Of course even the law is subject to interpretation. Jews have argued about the Torah and what it means for centuries, and not everyone agrees. What makes Judaism different is that when two Jews disagree on a point of Torah, it's perfectly acceptable. I've seen (and remember fondly) people getting into huge arguments during Torah study, where they get really worked up. They argue their points passionately, but when the discussion is over, they pat each other on the back and say, "good argument." We debate, discuss, and wrestle with Torah. We don't always agree, and it's not a requirement.

So now, to finally answer Shannon's question, my answer is I don't know.

In a sense, I think that prayers are heard, simply because I've noticed that "the law of attraction" as described in books like The Secret does seem to work at least some of the time. I've had it happen in my own life, and I've seen in happen in my friends' lives. Whether that should be called prayer, positive thinking, or just creative goal-setting, it seems to work at least to a degree. There have been studies that suggest prayer may actually help heal the sick, so it's hard to know for sure.

It might help, and it certainly can't hurt. Sending positive thoughts and energy out there into the universe certainly can't do any harm.

I don't think, though, that G-d has a Request Department. G-d doesn't sit around waiting for, listening to, and evaluating the merits of, prayer requests. There aren't a group of angels sitting on a cloud somewhere separating the wheat from the chaff, the worthy from the unworthy. My view of G-d is much more faceless and impersonal than the commonly-held Christian ideal. I don't see G-d as a "personal" god. If I do the right thing, G-d isn't sitting back in his cosmic lawn chair applauding. If I do the wrong thing, G-d isn't sitting there scowling, trying to think of the best way to punish me. I see G-d as an energy, something closer to The Force from the movie Star Wars, not as an omnipotent man keeping score of my good deeds and sins as I go through life.

Rather than prayers being granted explicitly by G-d, I think we hold the burden in making our wishes come true. Prayer does more to focus our attention on what we should be doing. If I pray to find a new job after I've been laid off, what I'm really doing is focusing my attention on the task at hand. As I pray, I clarify the steps in my mind that I need to take: I need to get a resume together, to start researching companies, to make phone calls, and start responding to job opportunities.

In the case of the blogger who prayed not to eat candy, I think her prayers simply focused in her mind the fact that she really didn't want to be munching on unhealthy food, and she herself decided she didn't need it. Because of my own beliefs, I have a really hard time with the idea that G-d heard her prayer, waved his hand, and the urge to eat a Snickers bar simply vanished. It's just too magical for my world view.

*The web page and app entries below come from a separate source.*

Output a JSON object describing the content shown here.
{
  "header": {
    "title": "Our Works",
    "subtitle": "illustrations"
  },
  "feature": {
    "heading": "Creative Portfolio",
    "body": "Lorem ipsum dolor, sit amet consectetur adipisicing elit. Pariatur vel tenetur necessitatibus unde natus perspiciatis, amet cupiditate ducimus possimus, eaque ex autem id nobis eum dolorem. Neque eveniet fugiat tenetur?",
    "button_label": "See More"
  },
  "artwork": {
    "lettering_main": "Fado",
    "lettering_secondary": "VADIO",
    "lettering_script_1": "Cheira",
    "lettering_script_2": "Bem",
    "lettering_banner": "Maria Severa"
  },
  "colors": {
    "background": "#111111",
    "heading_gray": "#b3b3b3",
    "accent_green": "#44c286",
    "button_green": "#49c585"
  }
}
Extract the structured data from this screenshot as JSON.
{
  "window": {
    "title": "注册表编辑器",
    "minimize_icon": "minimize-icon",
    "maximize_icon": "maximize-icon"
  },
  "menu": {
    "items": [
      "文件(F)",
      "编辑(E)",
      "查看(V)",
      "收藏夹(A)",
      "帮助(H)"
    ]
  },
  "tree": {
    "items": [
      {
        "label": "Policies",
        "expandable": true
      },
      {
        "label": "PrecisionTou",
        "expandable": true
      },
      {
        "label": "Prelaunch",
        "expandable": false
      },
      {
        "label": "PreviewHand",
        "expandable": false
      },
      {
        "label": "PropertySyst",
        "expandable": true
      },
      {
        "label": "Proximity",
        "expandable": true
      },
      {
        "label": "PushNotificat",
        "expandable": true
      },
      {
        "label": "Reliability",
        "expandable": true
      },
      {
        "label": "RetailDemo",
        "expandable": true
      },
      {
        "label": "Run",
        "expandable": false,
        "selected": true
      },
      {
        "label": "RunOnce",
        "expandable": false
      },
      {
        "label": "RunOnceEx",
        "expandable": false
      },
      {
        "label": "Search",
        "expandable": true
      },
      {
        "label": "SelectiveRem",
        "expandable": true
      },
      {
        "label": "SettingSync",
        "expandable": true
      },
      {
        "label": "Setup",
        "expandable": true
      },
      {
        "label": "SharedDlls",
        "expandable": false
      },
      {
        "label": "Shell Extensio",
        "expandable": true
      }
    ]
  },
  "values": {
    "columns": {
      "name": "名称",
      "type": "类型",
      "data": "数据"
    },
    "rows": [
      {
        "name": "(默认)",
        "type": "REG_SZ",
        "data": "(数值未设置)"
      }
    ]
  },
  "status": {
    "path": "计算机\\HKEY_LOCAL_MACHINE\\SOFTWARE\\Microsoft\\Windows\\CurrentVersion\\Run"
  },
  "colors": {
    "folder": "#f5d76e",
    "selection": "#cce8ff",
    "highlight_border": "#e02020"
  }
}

When it comes to my own weight loss, I don't see a lot of point in praying about it. I'm fat because I ate too much and exercised too little. I wasn't paying attention to that aspect of my life, and for a long time I didn't care. Now things have changed, I suddenly do care, and it's up to me to do something about it. Even if G-d did listen to my prayers, the onus is still on me. Let's face it, I could pray all day to be thin, but if I'm sitting on my wide backside eating bon bons all day, I'm not going to lose weight. There are no miracle weight loss solutions. Prayer or no, I still have to eat less and exercise more over a long period of time before I'm going to be at a healthy weight.

I own my weight problems, not G-d.


Toknowhim said...

I posted a comment on your "G-D and Weight Loss" entry...please see it.. Kim

Shannon said...

You do a very good job explaining your beliefs! Bravo to you!

On a different note, have you spoken with a doctor or professional about what caloric intake you should be at? It just doesn't seem normal to me to be as hungry as you say you are. THAT, in itself, adds a TON of negativity to an already grueling process! Just a thought...